A Reflection on the Campaign for a Level-I Trauma Care Center By Aryeh Bernstein JCUA Member (You can also view this post at Jewschool: Progressive Jews and Views, of which Aryeh is the Senior Editor)

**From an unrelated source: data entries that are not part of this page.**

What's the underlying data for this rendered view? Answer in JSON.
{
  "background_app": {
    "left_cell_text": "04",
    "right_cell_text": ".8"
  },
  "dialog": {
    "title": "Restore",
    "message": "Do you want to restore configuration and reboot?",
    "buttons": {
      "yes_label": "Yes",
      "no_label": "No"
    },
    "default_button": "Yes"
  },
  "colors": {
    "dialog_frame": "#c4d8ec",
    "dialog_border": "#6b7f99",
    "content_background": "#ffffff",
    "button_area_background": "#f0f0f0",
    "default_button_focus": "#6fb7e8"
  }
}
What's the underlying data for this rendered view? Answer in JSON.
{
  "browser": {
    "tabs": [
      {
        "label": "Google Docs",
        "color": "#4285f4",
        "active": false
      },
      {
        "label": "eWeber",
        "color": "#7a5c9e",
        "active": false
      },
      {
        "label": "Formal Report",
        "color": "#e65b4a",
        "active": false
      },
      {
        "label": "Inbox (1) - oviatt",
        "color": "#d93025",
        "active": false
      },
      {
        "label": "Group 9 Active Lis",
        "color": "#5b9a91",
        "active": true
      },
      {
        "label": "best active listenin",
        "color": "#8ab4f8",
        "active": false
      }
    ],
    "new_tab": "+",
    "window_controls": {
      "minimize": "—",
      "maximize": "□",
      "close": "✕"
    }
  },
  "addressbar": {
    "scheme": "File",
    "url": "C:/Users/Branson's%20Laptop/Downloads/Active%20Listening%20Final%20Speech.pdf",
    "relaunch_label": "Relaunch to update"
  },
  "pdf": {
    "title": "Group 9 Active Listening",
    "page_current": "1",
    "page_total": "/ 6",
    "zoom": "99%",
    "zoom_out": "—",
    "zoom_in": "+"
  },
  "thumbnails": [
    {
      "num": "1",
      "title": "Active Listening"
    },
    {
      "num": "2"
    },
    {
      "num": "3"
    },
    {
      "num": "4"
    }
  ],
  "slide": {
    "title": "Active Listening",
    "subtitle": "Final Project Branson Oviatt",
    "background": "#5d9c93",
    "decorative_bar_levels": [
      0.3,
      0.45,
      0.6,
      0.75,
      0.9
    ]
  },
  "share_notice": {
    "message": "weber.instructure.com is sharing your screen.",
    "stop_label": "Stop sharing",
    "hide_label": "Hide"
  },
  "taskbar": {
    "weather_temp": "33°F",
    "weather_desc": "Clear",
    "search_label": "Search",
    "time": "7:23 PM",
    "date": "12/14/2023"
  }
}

A disproportionate amount of the alarming gun violence in Chicago takes place on the South Side, yet the South Side lacks even a single level one adult trauma center. Consequently, gunshot victims sometimes minutes from death must be transported miles away to Downtown or North Side hospitals. In 2010, after Damien Turner, an 18-year-old resident of the South Side Woodlawn neighborhood, died waiting for an ambulance to drive him ten miles to a downtown hospital instead of two blocks to the University of Chicago Medical Center (UCMC), a grassroots collaboration of community organizations, faith leaders, and University of Chicago student groups began organizing the Trauma Center Coalition, dedicated to reopening a Level 1 adult trauma center at UCMC, the most well-resourced hospital on the South Side. So far, the university has refused. As part of the coalition’s ongoing campaign, last week, dozens of activists gathered on the university’s historic Midway field, for a vigil of prayer and song from different faith traditions. At dusk, participants lit candles to spell out “Trauma Center Now”, right across from the home of U. Chicago President Robert Zimmer, and then camped out for the night. As a representative of coalition partner Jewish Council on Urban Affairs, I was invited to offer a Jewish prayer, which is reproduced here; I read it in both the English and Hebrew. Read the rest of this entry »